The Wandering Witch Reviews Redo of Healer

Posted on Feb 24 2021

Welcome, all, again. 2020 was a rough year the world over, and almost everyone I know is feeling lingering effects in some way. I myself lost relatives, coworkers, and colleagues to COVID-19, and have watched my profession be demonized. Frankly, I’d love a do-over. And that’s the premise of Redo of Healer: a youth who has suffered horribly gets the opportunity to rewind time and try to make his life better–or at least different. And, boy, does he ever have reason to do so! Keyaru is a young man from a small village who is chosen by fate to become a Hero; he is an especially powerful healer. The trouble with healing is that it is not actually a martial skill. So if an armed party need a healer, they’ll likely procure one, however eager or reluctant that healer might be to join them. Either pay him or enslave him, but bring him along! And sadly, the underlying logic of this strategy is evidenced throughout human history–transcending boundaries of culture and time–with such frequency that it immediately lends a desperate realism to this dark fantasy.

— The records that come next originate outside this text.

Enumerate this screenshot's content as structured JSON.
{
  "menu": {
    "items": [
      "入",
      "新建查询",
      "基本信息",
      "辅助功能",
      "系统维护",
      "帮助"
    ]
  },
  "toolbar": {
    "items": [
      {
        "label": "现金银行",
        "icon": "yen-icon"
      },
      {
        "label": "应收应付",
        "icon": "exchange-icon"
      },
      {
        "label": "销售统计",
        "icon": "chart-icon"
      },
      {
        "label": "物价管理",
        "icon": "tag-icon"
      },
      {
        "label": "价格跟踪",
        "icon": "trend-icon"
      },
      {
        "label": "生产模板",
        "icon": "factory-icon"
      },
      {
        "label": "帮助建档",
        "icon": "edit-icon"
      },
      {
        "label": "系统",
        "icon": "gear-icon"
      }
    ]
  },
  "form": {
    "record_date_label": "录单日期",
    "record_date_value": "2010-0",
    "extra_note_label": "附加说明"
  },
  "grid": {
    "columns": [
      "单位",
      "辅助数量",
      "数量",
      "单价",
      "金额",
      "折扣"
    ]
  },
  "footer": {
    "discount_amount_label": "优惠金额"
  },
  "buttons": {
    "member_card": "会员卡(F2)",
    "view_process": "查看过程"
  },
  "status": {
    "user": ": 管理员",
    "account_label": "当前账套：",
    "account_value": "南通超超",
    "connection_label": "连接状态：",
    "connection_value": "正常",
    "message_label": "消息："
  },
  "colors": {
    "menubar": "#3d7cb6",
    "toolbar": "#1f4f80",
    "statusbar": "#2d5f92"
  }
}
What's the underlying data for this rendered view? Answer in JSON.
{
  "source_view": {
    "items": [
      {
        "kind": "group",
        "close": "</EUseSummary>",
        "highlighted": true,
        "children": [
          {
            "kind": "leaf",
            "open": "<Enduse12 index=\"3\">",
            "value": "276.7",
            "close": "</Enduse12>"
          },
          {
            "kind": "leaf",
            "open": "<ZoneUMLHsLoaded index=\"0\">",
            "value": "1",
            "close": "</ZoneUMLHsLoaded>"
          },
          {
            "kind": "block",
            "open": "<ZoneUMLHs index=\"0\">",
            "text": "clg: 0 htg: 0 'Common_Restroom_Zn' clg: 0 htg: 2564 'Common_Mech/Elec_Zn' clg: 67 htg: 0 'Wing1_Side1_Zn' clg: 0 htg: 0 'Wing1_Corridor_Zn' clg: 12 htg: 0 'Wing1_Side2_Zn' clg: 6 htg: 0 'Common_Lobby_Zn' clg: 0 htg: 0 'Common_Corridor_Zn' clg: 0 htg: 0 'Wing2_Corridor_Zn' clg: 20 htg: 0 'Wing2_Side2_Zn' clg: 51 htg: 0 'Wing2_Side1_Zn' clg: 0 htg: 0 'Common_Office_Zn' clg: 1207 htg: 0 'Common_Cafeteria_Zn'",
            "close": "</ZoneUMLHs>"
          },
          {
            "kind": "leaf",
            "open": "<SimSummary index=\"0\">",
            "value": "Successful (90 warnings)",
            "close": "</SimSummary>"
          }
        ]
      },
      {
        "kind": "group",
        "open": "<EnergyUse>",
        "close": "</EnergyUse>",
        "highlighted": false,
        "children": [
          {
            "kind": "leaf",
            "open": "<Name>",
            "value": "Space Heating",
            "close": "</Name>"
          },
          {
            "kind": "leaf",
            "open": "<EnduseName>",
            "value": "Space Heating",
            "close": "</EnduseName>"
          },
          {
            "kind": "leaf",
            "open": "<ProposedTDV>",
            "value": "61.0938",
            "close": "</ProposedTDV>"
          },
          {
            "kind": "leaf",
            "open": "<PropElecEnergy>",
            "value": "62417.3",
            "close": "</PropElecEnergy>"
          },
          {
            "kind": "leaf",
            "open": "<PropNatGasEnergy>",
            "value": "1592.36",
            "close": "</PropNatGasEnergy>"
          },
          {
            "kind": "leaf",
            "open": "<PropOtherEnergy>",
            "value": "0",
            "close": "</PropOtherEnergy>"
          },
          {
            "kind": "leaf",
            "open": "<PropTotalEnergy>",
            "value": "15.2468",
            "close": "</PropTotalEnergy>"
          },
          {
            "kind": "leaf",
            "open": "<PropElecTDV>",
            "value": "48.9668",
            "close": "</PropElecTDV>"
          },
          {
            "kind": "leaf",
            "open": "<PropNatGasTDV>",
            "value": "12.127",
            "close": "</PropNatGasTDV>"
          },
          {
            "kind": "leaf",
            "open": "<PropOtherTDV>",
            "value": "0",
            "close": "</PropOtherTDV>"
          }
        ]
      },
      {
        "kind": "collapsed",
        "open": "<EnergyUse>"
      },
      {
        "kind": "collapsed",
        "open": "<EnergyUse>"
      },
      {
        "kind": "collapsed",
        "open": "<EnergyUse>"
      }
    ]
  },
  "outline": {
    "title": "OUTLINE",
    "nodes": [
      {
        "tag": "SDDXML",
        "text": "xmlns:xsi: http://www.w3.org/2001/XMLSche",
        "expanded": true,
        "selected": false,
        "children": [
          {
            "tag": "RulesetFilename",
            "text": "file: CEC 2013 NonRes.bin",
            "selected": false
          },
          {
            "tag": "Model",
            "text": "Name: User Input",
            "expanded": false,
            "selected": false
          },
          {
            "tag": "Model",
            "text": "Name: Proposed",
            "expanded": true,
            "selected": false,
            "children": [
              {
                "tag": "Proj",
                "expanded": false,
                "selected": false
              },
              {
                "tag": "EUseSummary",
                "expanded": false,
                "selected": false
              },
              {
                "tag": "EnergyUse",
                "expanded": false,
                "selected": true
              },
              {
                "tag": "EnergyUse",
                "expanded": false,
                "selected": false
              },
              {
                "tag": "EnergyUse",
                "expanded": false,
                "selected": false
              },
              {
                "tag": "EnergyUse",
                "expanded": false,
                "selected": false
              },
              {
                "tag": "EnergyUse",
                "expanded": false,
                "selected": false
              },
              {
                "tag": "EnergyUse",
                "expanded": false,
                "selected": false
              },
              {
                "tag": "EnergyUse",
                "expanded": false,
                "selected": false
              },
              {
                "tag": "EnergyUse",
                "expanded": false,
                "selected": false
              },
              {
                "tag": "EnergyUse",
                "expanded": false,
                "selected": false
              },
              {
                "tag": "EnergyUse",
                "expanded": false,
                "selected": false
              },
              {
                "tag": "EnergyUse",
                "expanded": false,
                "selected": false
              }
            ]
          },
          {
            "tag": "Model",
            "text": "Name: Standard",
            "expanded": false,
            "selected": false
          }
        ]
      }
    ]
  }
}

As already noted, Keyaru is especially strong in his craft of healing, and is even able to restore lost limbs. But he also seems to be an empath, someone who can feel the pain of others and often mitigate it by sharing it–that is to say, relieve the victim by absorbing and assuming some of the pain himself. That’s great for the patient, but pretty awful for Keyaru! In fact, he hates it. So much so that he’s resolved to escape his situation. Again. Because none of his previous escapes lasted. But as a member of the Heroes Party facing the Demon Lord, Keyaru sets himself up for the ultimate escape–let the Demon Lord wipe out the other heroes, then attack and defeat the Demon Lord one-on-one. And how you ask could a mere healer ever pull off such a brazen attack? Well, it turns out that since he was being forced to heal against his will, our boy Keyaru was doing something else besides–not only was he absorbing his patients’ pain; he was also absorbing their knowledge and skills, duplicating them within himself. Keyaru the healer is now also a master swordsman, alchemist, and more. Such as angry. Definitely angry.

You see, Keyaru doesn’t just want to escape–he wants revenge. Because it turns out that being the weakest member in a group of otherwise supercharged, hyper-agressive alpha warriors makes you the beta by default. And while all that “You don’t mess with your White Mage!” stuff is cute, it really only applies if there aren’t warriors around to beat him into submission. Keyaru is habitually degraded and denigrated by members of his own party, who use him as whipping boy, servant, and field mattress, repeatedly beating and raping him as the mood strikes them. All of which begins shortly after his arrival at the royal capital, when Keyaru miraculously restores the missing arm of the kingdom’s greatest swordsman, only to experience the full brunt of her pain. Disillusioned and terrified, he tries to renounce his appointment as the Hero of Recovery. And when flattery and cajoling can’t bring him around, he is drugged, imprisoned, and tortured. Keyaru survives all this the first time and prepares for it when he goes back four years into his past to when he was first recruited from his village by Princess Flare. He knows that he will still need to endure at least part of this agony before his plan for revenge can be acted upon, so he uses this second round of abuse to stoke the fires of his hatred even higher. And once Keyaru begins acting out his revenge, he is savage! In fact, his episode 2 rape of one of his primary tormentors is a demonstration of pure, malevolent sadism.

Redo of Healer is a writhing mass of ugliness, beautifully drawn and animated. But it’s also something that I think we need: an honest examination of the savagery of vengeance in much the same way that Goblin Slayer offered an honest interpretation of the brutality of combat. We’ve been through a lot IRL over the past year or so, making this show about revenge very timely, indeed. Who amongst us doesn’t feel hurt and disillusioned right now? A good revenge fantasy is rather cathartic in its own baleful sort of way, allowing us some emotional release. It just feels good watching evil folks get their comeuppance, and even better when those same folks were masquerading as the good guys. Yeah, Keyaru has stepped onto a slippery slope, and each act of vengeance sends him plummeting down even faster. But that’s okay. He paid in advance, so this ride is his!

You Might Also Like...

  • You must be logged in to comment. Log in